Data provided —
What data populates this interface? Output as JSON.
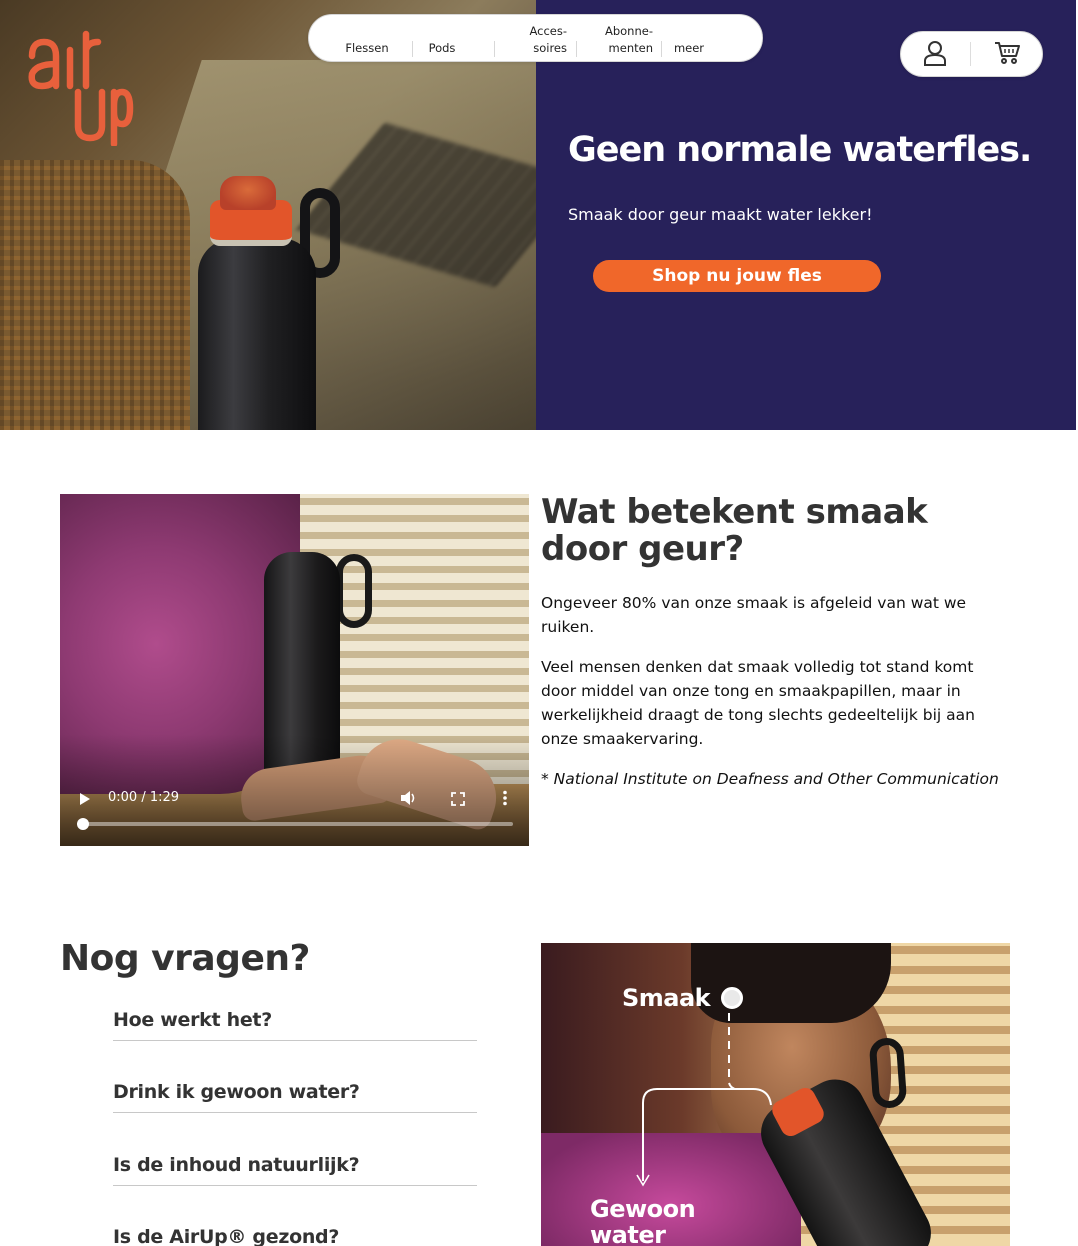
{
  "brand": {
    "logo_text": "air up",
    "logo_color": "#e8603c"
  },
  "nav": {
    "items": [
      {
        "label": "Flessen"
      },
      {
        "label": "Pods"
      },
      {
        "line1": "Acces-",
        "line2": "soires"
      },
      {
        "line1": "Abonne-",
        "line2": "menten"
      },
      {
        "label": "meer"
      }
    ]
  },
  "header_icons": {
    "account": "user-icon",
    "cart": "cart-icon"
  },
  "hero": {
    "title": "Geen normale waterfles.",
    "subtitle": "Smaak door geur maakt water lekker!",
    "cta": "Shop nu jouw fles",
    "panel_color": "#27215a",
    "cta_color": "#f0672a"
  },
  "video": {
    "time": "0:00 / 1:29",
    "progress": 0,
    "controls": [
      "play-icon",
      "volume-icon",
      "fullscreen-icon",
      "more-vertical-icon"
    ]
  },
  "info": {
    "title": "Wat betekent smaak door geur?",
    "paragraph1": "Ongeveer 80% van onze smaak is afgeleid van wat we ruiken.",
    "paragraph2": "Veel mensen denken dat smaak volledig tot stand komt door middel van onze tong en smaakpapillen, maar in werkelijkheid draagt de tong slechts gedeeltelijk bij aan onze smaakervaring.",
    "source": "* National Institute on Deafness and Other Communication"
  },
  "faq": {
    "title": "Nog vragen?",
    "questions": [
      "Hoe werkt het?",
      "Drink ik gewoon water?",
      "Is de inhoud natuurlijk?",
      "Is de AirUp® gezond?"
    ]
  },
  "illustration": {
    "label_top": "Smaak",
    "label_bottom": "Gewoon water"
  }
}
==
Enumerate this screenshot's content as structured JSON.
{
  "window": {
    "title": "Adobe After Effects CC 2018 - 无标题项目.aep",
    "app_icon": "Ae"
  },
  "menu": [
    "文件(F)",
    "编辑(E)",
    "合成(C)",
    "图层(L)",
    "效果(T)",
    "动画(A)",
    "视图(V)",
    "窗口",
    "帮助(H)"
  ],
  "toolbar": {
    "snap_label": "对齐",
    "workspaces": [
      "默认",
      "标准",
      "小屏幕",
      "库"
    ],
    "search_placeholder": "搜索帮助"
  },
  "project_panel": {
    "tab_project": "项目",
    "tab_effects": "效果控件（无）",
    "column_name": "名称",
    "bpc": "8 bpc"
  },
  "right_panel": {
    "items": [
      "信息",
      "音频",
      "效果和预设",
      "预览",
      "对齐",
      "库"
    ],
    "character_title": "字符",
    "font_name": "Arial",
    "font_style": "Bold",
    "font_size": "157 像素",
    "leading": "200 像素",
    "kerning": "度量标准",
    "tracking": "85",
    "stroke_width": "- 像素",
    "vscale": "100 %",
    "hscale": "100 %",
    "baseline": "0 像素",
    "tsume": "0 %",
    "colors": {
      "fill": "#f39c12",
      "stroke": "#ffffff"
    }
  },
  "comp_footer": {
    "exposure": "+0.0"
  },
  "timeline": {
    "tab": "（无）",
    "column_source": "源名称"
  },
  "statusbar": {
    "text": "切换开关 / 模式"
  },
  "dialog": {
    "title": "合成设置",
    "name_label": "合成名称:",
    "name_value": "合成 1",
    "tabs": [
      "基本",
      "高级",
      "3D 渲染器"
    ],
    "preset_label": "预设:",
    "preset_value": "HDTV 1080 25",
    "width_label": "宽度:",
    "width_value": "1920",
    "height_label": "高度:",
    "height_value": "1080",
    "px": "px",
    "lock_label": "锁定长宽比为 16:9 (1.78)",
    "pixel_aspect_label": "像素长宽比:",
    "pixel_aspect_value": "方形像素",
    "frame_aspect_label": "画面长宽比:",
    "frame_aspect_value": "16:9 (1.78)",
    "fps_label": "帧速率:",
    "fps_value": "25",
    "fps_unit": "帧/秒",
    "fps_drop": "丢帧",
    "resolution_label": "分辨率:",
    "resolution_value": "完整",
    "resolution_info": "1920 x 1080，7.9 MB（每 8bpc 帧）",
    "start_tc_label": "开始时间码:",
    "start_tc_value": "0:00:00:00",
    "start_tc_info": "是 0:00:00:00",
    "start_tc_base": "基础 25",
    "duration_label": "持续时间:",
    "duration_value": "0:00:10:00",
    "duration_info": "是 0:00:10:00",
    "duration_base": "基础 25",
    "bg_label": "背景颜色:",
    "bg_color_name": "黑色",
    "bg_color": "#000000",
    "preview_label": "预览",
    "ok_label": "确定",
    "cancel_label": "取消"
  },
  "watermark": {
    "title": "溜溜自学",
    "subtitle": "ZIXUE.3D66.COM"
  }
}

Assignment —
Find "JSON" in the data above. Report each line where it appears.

Finished exercise —
What data populates this interface? Output as JSON.
Enumerate this screenshot's content as structured JSON.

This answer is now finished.